• Eliminates manual efforts and complexity. The solution employs tokenization at the application layer, and it streamlines all the application development efforts associated with implementing tokenization in an enterprise. With the solution, developers don’t have to manually institute identity management or redaction policies. Digital Pathways Tokenization offers an easy-to-use REST API for integration with the Token Server, so your application developers can simply and quickly add tokenization and dynamic data masking to applications.
How to handle Encryption Keys
Applying encryption to secure data is a strong way to protect it. However, without strong key management, the control can be ineffective.
The concept of key management covers the secure storage, generation, rotation and deletion of the encryption keys. Key management can be a local activity relating to the specific database that has been encrypted. It can also be centrally managed where encryption has been adopted enterprise-wide across a variety of platforms, data sets, devices. In such circumstances, the key security and management are normally performed by a Hardware Security Module (HSM).
Cloud adoption is also a driver for centralised key management.
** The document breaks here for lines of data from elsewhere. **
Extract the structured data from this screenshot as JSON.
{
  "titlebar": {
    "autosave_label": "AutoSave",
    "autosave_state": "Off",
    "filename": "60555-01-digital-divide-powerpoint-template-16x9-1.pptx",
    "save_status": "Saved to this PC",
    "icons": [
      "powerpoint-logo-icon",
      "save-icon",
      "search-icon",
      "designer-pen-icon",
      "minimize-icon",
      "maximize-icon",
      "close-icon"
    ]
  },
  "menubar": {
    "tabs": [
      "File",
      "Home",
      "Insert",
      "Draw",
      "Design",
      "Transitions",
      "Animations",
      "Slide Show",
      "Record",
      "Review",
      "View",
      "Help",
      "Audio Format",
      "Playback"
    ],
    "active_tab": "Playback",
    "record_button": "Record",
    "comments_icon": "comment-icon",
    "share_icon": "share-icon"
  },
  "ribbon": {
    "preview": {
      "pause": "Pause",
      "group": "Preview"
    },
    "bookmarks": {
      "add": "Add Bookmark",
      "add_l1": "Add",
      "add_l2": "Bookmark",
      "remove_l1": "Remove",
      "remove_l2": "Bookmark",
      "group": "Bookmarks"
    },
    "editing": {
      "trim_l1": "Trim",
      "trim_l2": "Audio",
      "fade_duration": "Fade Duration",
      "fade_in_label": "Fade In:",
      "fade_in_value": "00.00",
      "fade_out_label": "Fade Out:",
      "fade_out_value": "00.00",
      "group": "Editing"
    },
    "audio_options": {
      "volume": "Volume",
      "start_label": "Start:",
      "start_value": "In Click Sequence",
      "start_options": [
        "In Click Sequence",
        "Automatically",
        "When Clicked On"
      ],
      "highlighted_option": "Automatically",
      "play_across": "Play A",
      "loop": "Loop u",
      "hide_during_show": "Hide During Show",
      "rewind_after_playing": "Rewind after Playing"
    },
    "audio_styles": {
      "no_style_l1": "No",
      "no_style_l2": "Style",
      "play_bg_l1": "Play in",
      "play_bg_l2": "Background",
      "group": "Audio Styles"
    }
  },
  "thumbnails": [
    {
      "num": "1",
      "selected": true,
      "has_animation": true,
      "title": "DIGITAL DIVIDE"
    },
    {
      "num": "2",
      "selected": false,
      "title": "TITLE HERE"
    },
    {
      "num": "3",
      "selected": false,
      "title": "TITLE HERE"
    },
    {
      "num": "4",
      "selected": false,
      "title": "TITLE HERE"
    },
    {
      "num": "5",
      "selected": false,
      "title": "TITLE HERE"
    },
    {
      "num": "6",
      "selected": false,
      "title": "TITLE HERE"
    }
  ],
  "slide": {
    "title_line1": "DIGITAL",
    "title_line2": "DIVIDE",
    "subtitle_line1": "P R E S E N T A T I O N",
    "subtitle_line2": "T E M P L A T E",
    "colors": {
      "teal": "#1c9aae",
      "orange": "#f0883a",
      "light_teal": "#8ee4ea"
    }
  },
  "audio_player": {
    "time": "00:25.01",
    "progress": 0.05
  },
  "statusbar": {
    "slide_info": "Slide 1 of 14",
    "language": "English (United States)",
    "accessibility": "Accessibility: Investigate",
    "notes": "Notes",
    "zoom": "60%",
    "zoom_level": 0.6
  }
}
This allows the separation of duty, splitting the key from the data. There are many compliance requirements for such good practice, and cloud adoption/migration can bring this issue to the forefront.
Data at Rest Encryption
What is Data at Rest Encryption
Data at rest encryption is a term used for the application of encryption technology to data that sits within databases, file systems and other storage devices. It specifically does not deal with data in transit.
How to use Data at Rest Encryption
Transparent Data Encryption (TDE) is one of the most common methods of data at rest encryption. It is used on databases where it encrypts at the structural level of the database. TDE uses a database encryption key to perform the encryption/decryption process. This key is stored in the database boot record. The management and security of multiple keys from multiple databases can prove troublesome. It is also good security practice to separate the key from the data. As such, enterprises often adopt centralised management of TDE, including key management and security.